▶ Given records:
···
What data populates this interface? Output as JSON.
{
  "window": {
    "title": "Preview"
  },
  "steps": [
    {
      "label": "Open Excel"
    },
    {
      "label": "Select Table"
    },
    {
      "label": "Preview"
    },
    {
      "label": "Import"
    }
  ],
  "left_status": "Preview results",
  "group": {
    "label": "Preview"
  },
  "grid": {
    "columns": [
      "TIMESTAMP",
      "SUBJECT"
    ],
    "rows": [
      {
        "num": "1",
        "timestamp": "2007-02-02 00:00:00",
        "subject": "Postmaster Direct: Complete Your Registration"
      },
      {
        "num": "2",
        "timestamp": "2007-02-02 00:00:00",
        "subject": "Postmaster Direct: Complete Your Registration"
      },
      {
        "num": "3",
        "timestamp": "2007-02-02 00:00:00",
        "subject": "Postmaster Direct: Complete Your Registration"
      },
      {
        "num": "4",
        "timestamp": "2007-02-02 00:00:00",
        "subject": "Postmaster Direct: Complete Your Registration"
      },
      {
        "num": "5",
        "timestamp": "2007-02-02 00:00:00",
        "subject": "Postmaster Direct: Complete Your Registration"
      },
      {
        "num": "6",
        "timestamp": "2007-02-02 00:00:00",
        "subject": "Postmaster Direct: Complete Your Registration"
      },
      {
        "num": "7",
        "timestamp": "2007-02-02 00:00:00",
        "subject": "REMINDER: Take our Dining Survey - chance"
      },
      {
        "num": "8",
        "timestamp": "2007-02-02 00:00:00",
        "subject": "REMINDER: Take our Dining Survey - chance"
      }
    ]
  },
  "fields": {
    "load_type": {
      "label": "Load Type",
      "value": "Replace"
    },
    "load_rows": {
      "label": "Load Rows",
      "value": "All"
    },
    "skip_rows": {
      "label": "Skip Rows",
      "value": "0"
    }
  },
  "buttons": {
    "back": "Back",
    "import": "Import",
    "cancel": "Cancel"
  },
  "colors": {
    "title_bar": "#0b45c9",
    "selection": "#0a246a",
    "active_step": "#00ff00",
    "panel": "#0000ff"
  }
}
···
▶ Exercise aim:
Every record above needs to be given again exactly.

▶ Task solution:
What data populates this interface? Output as JSON.
{
  "window": {
    "title": "Preview"
  },
  "steps": [
    {
      "label": "Open Excel"
    },
    {
      "label": "Select Table"
    },
    {
      "label": "Preview"
    },
    {
      "label": "Import"
    }
  ],
  "left_status": "Preview results",
  "group": {
    "label": "Preview"
  },
  "grid": {
    "columns": [
      "TIMESTAMP",
      "SUBJECT"
    ],
    "rows": [
      {
        "num": "1",
        "timestamp": "2007-02-02 00:00:00",
        "subject": "Postmaster Direct: Complete Your Registration"
      },
      {
        "num": "2",
        "timestamp": "2007-02-02 00:00:00",
        "subject": "Postmaster Direct: Complete Your Registration"
      },
      {
        "num": "3",
        "timestamp": "2007-02-02 00:00:00",
        "subject": "Postmaster Direct: Complete Your Registration"
      },
      {
        "num": "4",
        "timestamp": "2007-02-02 00:00:00",
        "subject": "Postmaster Direct: Complete Your Registration"
      },
      {
        "num": "5",
        "timestamp": "2007-02-02 00:00:00",
        "subject": "Postmaster Direct: Complete Your Registration"
      },
      {
        "num": "6",
        "timestamp": "2007-02-02 00:00:00",
        "subject": "Postmaster Direct: Complete Your Registration"
      },
      {
        "num": "7",
        "timestamp": "2007-02-02 00:00:00",
        "subject": "REMINDER: Take our Dining Survey - chance"
      },
      {
        "num": "8",
        "timestamp": "2007-02-02 00:00:00",
        "subject": "REMINDER: Take our Dining Survey - chance"
      }
    ]
  },
  "fields": {
    "load_type": {
      "label": "Load Type",
      "value": "Replace"
    },
    "load_rows": {
      "label": "Load Rows",
      "value": "All"
    },
    "skip_rows": {
      "label": "Skip Rows",
      "value": "0"
    }
  },
  "buttons": {
    "back": "Back",
    "import": "Import",
    "cancel": "Cancel"
  },
  "colors": {
    "title_bar": "#0b45c9",
    "selection": "#0a246a",
    "active_step": "#00ff00",
    "panel": "#0000ff"
  }
}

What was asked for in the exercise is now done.